Author:nick @ July 26th, 2007 1 Comment

Article (Scientific American)

A few things surprise me about the model as reported. While Jay argues that a feature of his model is that each sound is heard in isolation, sequentially (rather than batch way), it is unfortunate that he has manually done the job of chopping up vowels into discrete events: He is doing a lot of hand segmenting and preprocessing to get examples, it seems. While “motherese” may help to emphasize vowels and make them easier for a baby to segment, babies’ brains still face a continuous audio stream to make sense of.

I want to preface the following remarks with the caveat that Jay’s paper is not yet published, and I am reacting merely to its simplified description in SciAm:

It is known that English vowels are fairly easy to cluster on the first and second formant. Before attempting to have a computer solve the problem, it seems that Jay transformed rich real world data into a problem that is known to be easy for computers to solve.

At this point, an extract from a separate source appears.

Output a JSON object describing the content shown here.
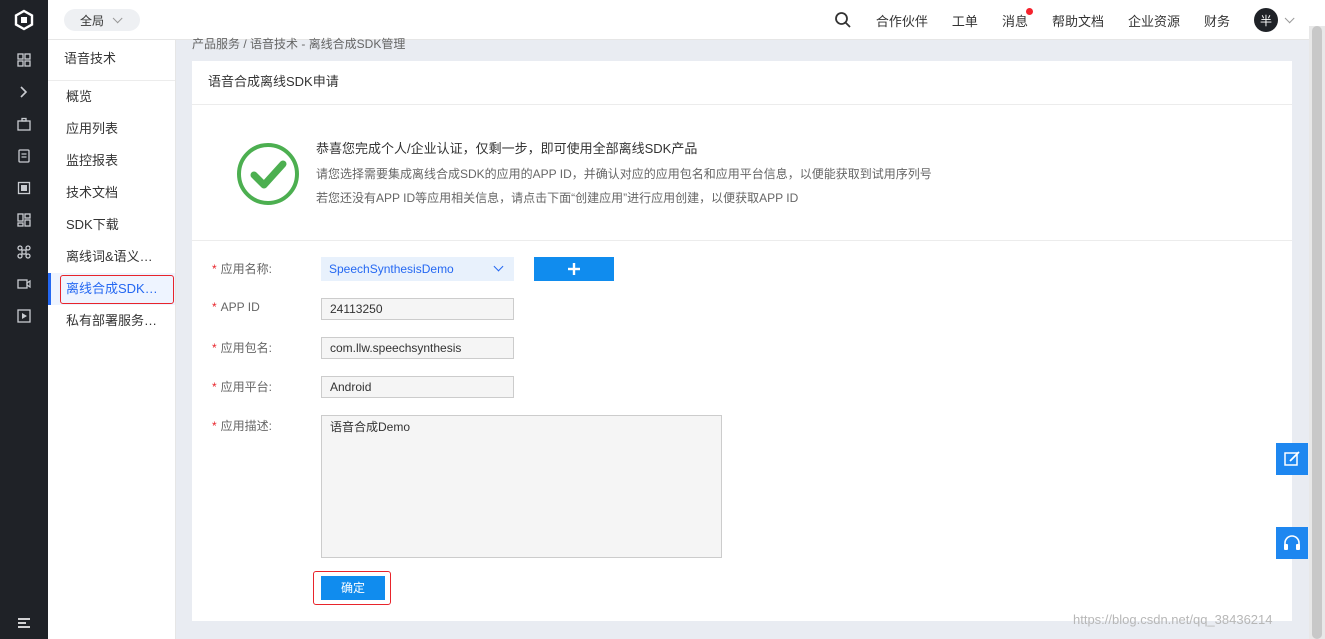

I feel like an alternative approach that would better push the boundaries of our knowledge of development would be to tackle the hard problem of going from continuous, real-time, highly variable, real-world sensory data to very clean, distinct vowel representations. How difficult is this problem? How much easier does “motherese” make it? Does the benefit of motherese come more from exaggerated sounds, or exaggerated lip movements? This last is a very interesting question; it is easy to come up with a model that you think answers the question — indeed it’s easy to come up with different models that will yield different answers — but it is much harder to demonstrate it on actual sound and video data of mothers speaking naturally to their infants.

It feels like the current study eschews these important questions, choosing instead to demonstrate that the general problem of clustering discrete data points can be done in an online, “neurally plausible” fashion. Surely this has been demonstrated many times before?

As a minor point, it’s strange to me that the first two dominant frequencies are presented. American vowels are clustered fairly nicely on the second and third frequencies, while the first frequency (the funadmental) corresponds to voice pitch, which is irrelevant and averages out across speakers. Perhaps this is a confusion in the SciAm article, since these frequencies are often referred to as F0, F1, and F2.